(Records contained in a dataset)
____________________

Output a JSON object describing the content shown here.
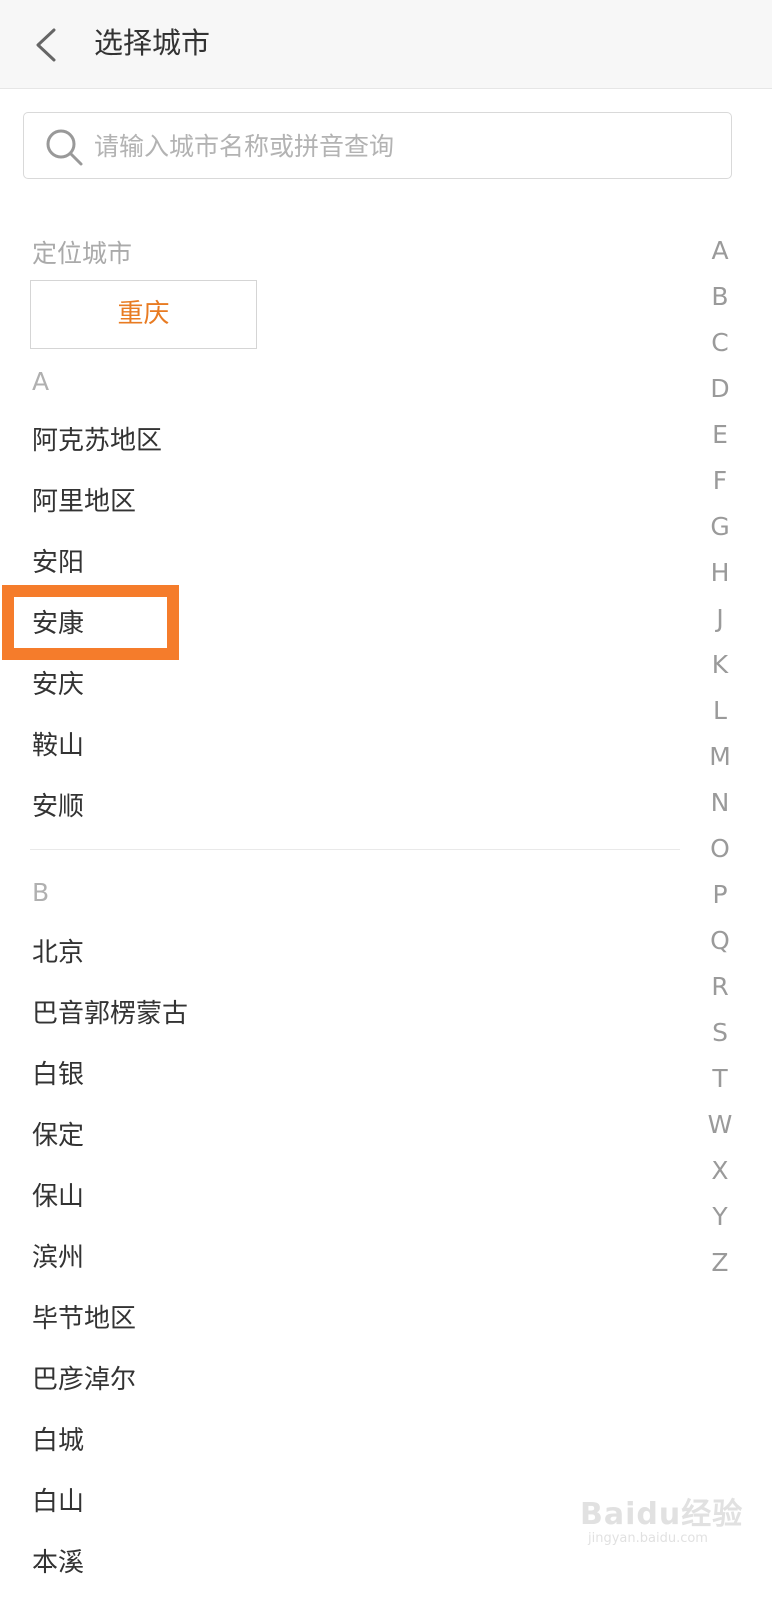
{
  "header": {
    "title": "选择城市",
    "back_icon": "chevron-left-icon"
  },
  "search": {
    "placeholder": "请输入城市名称或拼音查询",
    "icon": "search-icon"
  },
  "located": {
    "label": "定位城市",
    "city": "重庆"
  },
  "sections": [
    {
      "letter": "A",
      "cities": [
        "阿克苏地区",
        "阿里地区",
        "安阳",
        "安康",
        "安庆",
        "鞍山",
        "安顺"
      ]
    },
    {
      "letter": "B",
      "cities": [
        "北京",
        "巴音郭楞蒙古",
        "白银",
        "保定",
        "保山",
        "滨州",
        "毕节地区",
        "巴彦淖尔",
        "白城",
        "白山",
        "本溪"
      ]
    }
  ],
  "highlighted_city": "安康",
  "index_letters": [
    "A",
    "B",
    "C",
    "D",
    "E",
    "F",
    "G",
    "H",
    "J",
    "K",
    "L",
    "M",
    "N",
    "O",
    "P",
    "Q",
    "R",
    "S",
    "T",
    "W",
    "X",
    "Y",
    "Z"
  ],
  "colors": {
    "accent": "#e87b22",
    "highlight_border": "#f57c2b",
    "header_bg": "#f7f7f7"
  },
  "watermark": {
    "text": "Baidu经验",
    "sub": "jingyan.baidu.com"
  }
}
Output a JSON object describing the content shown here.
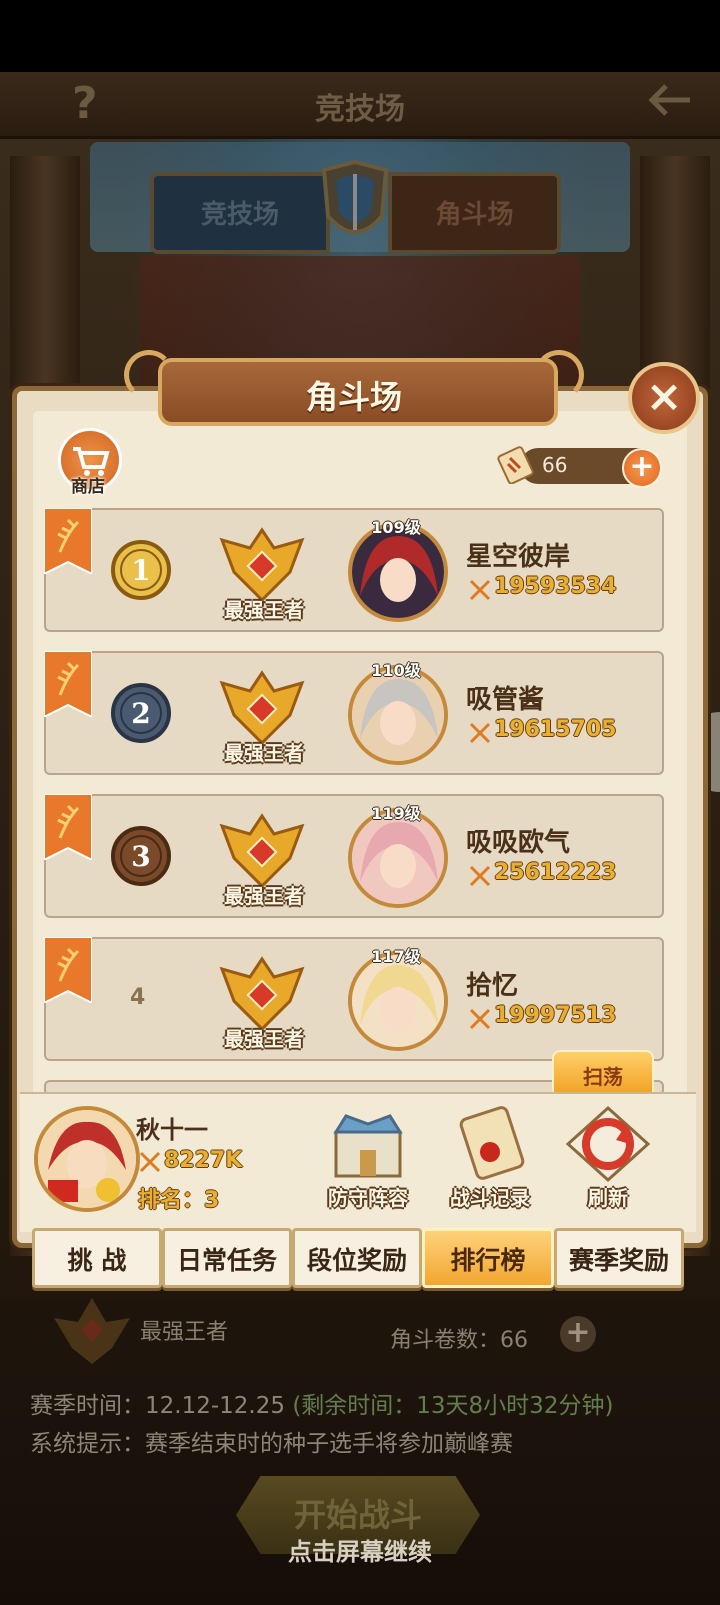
{
  "top_bar": {
    "help_glyph": "?",
    "title": "竞技场",
    "back_icon": "back-arrow-icon"
  },
  "mode_tabs": {
    "left": "竞技场",
    "right": "角斗场"
  },
  "dialog": {
    "title": "角斗场",
    "close_glyph": "×",
    "shop_label": "商店",
    "tickets_value": "66",
    "plus_glyph": "+",
    "rankings": [
      {
        "rank": "1",
        "badge": "最强王者",
        "level": "109级",
        "name": "星空彼岸",
        "power": "19593534"
      },
      {
        "rank": "2",
        "badge": "最强王者",
        "level": "110级",
        "name": "吸管酱",
        "power": "19615705"
      },
      {
        "rank": "3",
        "badge": "最强王者",
        "level": "119级",
        "name": "吸吸欧气",
        "power": "25612223"
      },
      {
        "rank": "4",
        "badge": "最强王者",
        "level": "117级",
        "name": "拾忆",
        "power": "19997513"
      }
    ],
    "sweep_label": "扫荡",
    "player": {
      "name": "秋十一",
      "power": "8227K",
      "rank_text": "排名：3"
    },
    "actions": {
      "defense": "防守阵容",
      "record": "战斗记录",
      "refresh": "刷新"
    },
    "tabs": [
      "挑 战",
      "日常任务",
      "段位奖励",
      "排行榜",
      "赛季奖励"
    ],
    "active_tab_index": 3
  },
  "bottom": {
    "rank_name": "最强王者",
    "tickets_label": "角斗卷数：66",
    "plus_glyph": "+",
    "season_time": "赛季时间：12.12-12.25",
    "remaining": "(剩余时间：13天8小时32分钟)",
    "system_tip": "系统提示：赛季结束时的种子选手将参加巅峰赛",
    "start_button": "开始战斗",
    "continue_hint": "点击屏幕继续"
  },
  "colors": {
    "panel_bg": "#f3ead6",
    "accent_orange": "#f2a630",
    "power_gold": "#e8b030",
    "brown_text": "#4a3018"
  }
}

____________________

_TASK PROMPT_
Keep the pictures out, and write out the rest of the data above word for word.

_REPLY_
Output a JSON object describing the content shown here.
{
  "header": {
    "title": "选择城市",
    "back_icon": "chevron-left-icon"
  },
  "search": {
    "placeholder": "请输入城市名称或拼音查询",
    "icon": "search-icon"
  },
  "located": {
    "label": "定位城市",
    "city": "重庆"
  },
  "sections": [
    {
      "letter": "A",
      "cities": [
        "阿克苏地区",
        "阿里地区",
        "安阳",
        "安康",
        "安庆",
        "鞍山",
        "安顺"
      ]
    },
    {
      "letter": "B",
      "cities": [
        "北京",
        "巴音郭楞蒙古",
        "白银",
        "保定",
        "保山",
        "滨州",
        "毕节地区",
        "巴彦淖尔",
        "白城",
        "白山",
        "本溪"
      ]
    }
  ],
  "highlighted_city": "安康",
  "index_letters": [
    "A",
    "B",
    "C",
    "D",
    "E",
    "F",
    "G",
    "H",
    "J",
    "K",
    "L",
    "M",
    "N",
    "O",
    "P",
    "Q",
    "R",
    "S",
    "T",
    "W",
    "X",
    "Y",
    "Z"
  ],
  "colors": {
    "accent": "#e87b22",
    "highlight_border": "#f57c2b",
    "header_bg": "#f7f7f7"
  },
  "watermark": {
    "text": "Baidu经验",
    "sub": "jingyan.baidu.com"
  }
}
Output a JSON object describing the content shown here.
{
  "top_bar": {
    "help_glyph": "?",
    "title": "竞技场",
    "back_icon": "back-arrow-icon"
  },
  "mode_tabs": {
    "left": "竞技场",
    "right": "角斗场"
  },
  "dialog": {
    "title": "角斗场",
    "close_glyph": "×",
    "shop_label": "商店",
    "tickets_value": "66",
    "plus_glyph": "+",
    "rankings": [
      {
        "rank": "1",
        "badge": "最强王者",
        "level": "109级",
        "name": "星空彼岸",
        "power": "19593534"
      },
      {
        "rank": "2",
        "badge": "最强王者",
        "level": "110级",
        "name": "吸管酱",
        "power": "19615705"
      },
      {
        "rank": "3",
        "badge": "最强王者",
        "level": "119级",
        "name": "吸吸欧气",
        "power": "25612223"
      },
      {
        "rank": "4",
        "badge": "最强王者",
        "level": "117级",
        "name": "拾忆",
        "power": "19997513"
      }
    ],
    "sweep_label": "扫荡",
    "player": {
      "name": "秋十一",
      "power": "8227K",
      "rank_text": "排名：3"
    },
    "actions": {
      "defense": "防守阵容",
      "record": "战斗记录",
      "refresh": "刷新"
    },
    "tabs": [
      "挑 战",
      "日常任务",
      "段位奖励",
      "排行榜",
      "赛季奖励"
    ],
    "active_tab_index": 3
  },
  "bottom": {
    "rank_name": "最强王者",
    "tickets_label": "角斗卷数：66",
    "plus_glyph": "+",
    "season_time": "赛季时间：12.12-12.25",
    "remaining": "(剩余时间：13天8小时32分钟)",
    "system_tip": "系统提示：赛季结束时的种子选手将参加巅峰赛",
    "start_button": "开始战斗",
    "continue_hint": "点击屏幕继续"
  },
  "colors": {
    "panel_bg": "#f3ead6",
    "accent_orange": "#f2a630",
    "power_gold": "#e8b030",
    "brown_text": "#4a3018"
  }
}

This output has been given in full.